The accounts apparently stolen from Sonic are part of a batch of cards that Joker’s Stash is calling “Firetigerrr,” and they are indexed by city, state and ZIP code. This geographic specificity allows potential buyers to purchase only cards that were stolen from Sonic customers who live near them, thus avoiding a common anti-fraud defense in which a financial institution might block out-of-state transactions from a known compromised card.
Malicious hackers typically steal credit card data from organizations that accept cards by hacking into point-of-sale systems remotely and seeding those systems with malicious software that can copy account data stored on a card’s magnetic stripe. Thieves can use that data to clone the cards and then use the counterfeits to buy high-priced merchandise from electronics stores and big box retailers.
Prices for the cards advertised in the Firetigerr batch are somewhat higher than for cards stolen in other breaches, likely because this batch is extremely fresh and unlikely to have been canceled by card-issuing banks yet.

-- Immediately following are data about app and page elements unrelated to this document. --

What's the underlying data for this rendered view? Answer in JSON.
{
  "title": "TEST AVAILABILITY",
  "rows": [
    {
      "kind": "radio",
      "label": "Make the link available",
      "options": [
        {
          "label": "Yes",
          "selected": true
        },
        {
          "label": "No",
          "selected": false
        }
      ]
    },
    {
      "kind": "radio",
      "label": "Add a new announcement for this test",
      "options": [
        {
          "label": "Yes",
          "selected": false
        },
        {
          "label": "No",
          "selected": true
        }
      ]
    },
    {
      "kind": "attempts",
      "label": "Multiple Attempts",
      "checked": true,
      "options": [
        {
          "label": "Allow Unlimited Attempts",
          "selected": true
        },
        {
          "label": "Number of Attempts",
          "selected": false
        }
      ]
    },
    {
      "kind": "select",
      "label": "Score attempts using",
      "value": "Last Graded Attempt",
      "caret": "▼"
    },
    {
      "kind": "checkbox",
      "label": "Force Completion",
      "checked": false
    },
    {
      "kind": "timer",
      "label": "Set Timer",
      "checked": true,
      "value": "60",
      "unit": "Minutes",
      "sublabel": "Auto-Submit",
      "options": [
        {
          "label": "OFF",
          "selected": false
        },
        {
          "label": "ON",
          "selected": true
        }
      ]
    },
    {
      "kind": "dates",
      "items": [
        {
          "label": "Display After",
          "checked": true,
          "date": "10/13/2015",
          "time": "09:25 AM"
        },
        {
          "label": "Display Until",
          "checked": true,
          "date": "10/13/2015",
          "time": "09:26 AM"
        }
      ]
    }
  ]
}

Dumps available for sale on Joker’s Stash from the “FireTigerrr” base, which has been linked to a breach at Sonic Drive-In. Click image to enlarge.
Most of the cards range in price from $25 to $50, and the price is influenced by a number of factors, including: the type of card issued (Amex, Visa, MasterCard, etc); the card’s level (classic, standard, signature, platinum, etc.); whether the card is debit or credit; and the issuing bank.
I should note that it remains unclear whether Sonic is the only company whose customers’ cards are being sold in this particular batch of five million cards at Joker’s Stash. There are some (as yet unconfirmed) indications that perhaps Sonic customer cards are being mixed in with those stolen from other eatery brands that may be compromised by the same attackers.
The last known major card breach involving a large nationwide fast-food chain impacted more than a thousand Wendy’s locations and persisted for almost nine months after it was first disclosed here. The Wendy’s breach was extremely costly for card-issuing banks and credit unions, which were forced to continuously re-issue customer cards that kept getting re-compromised every time their customers went back to eat at another Wendy’s.
Part of the reason Wendy’s corporate offices had trouble getting a handle on the situation was that most of the breached locations were not corporate-owned but instead independently-owned franchises whose payment card systems were managed by third-party point-of-sale vendors.
According to Sonic’s Wikipedia page, roughly 90 percent of Sonic locations across America are franchised.
Dan Berger, president and CEO of the National Association of Federally Insured Credit Unions, said he’s not looking forward to the prospect of another Wendy’s-like fiasco.
“It’s going to be the financial institution that makes them whole, that pays off the charges or replaces money in the customer’s checking account, or reissues the cards, and all those costs fall back on the financial institutions,” Berger said. “These big card breaches are going to continue until there’s a national standard that holds retailers and merchants accountable.”
Financial institutions also bear some of the blame for the current state of affairs. The United States is embarrassingly the last of the G20 nations to make the shift to more secure chip-based cards, which are far more expensive and difficult for criminals to counterfeit. But many financial institutions still haven’t gotten around to replacing traditional magnetic stripe cards with chip-based cards. According to Visa, 58 percent of the more than 421 million Visa cards issued by U.S. financial institutions were chip-based as of March 2017.
Likewise, retailers that accept chip cards may present a less attractive target to hackers than those that don’t. In March 2017, Visa said the number of chip-enabled merchant locations in the country reached two million, representing 44 percent of stores that accept Visa.